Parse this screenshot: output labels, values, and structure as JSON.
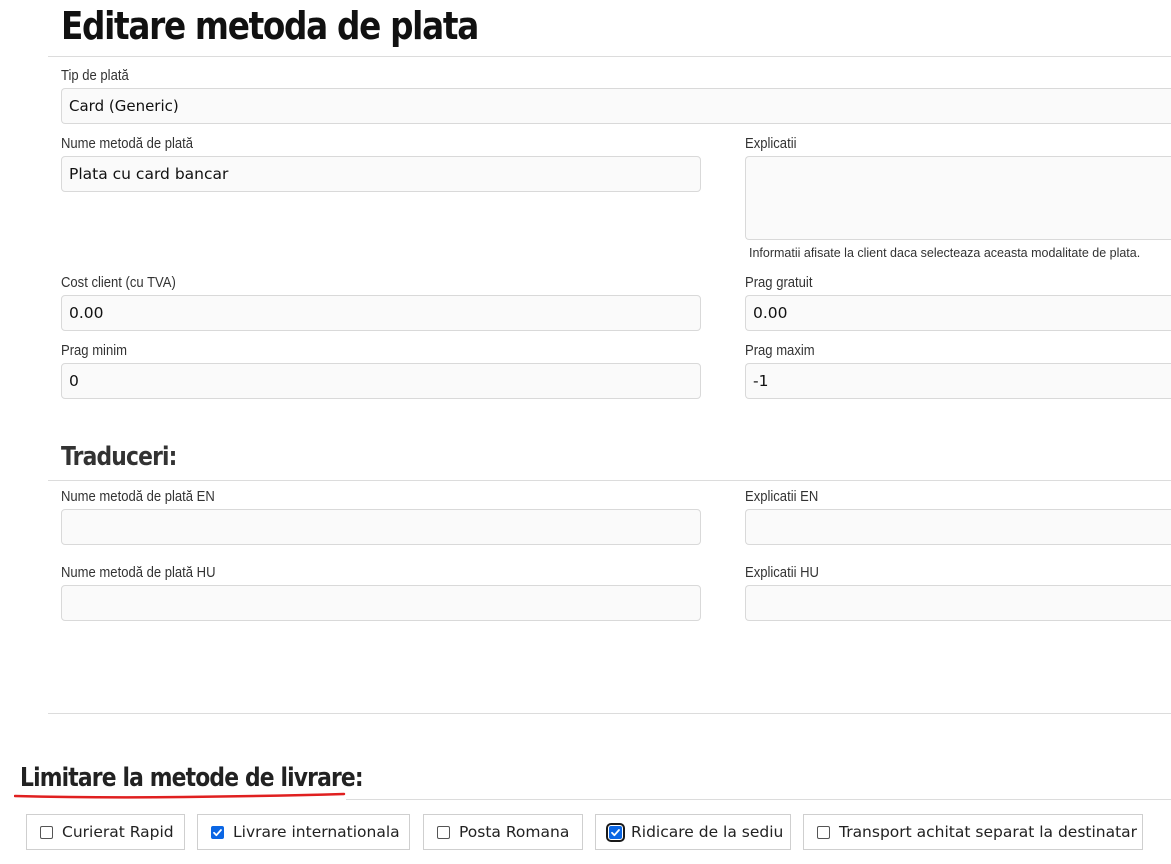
{
  "page": {
    "title": "Editare metoda de plata"
  },
  "form": {
    "payment_type": {
      "label": "Tip de plată",
      "value": "Card (Generic)"
    },
    "method_name": {
      "label": "Nume metodă de plată",
      "value": "Plata cu card bancar"
    },
    "explanations": {
      "label": "Explicatii",
      "value": "",
      "hint": "Informatii afisate la client daca selecteaza aceasta modalitate de plata."
    },
    "client_cost": {
      "label": "Cost client (cu TVA)",
      "value": "0.00"
    },
    "free_threshold": {
      "label": "Prag gratuit",
      "value": "0.00"
    },
    "min_threshold": {
      "label": "Prag minim",
      "value": "0"
    },
    "max_threshold": {
      "label": "Prag maxim",
      "value": "-1"
    }
  },
  "translations": {
    "title": "Traduceri:",
    "name_en": {
      "label": "Nume metodă de plată EN",
      "value": ""
    },
    "explanations_en": {
      "label": "Explicatii EN",
      "value": ""
    },
    "name_hu": {
      "label": "Nume metodă de plată HU",
      "value": ""
    },
    "explanations_hu": {
      "label": "Explicatii HU",
      "value": ""
    }
  },
  "delivery_limits": {
    "title": "Limitare la metode de livrare:",
    "underline_color": "#e02020",
    "checked_color": "#0b66e4",
    "options": [
      {
        "label": "Curierat Rapid",
        "checked": false
      },
      {
        "label": "Livrare internationala",
        "checked": true
      },
      {
        "label": "Posta Romana",
        "checked": false
      },
      {
        "label": "Ridicare de la sediu",
        "checked": true,
        "focused": true
      },
      {
        "label": "Transport achitat separat la destinatar",
        "checked": false
      }
    ]
  }
}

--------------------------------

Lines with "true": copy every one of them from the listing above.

        "checked": true
        "checked": true,
        "focused": true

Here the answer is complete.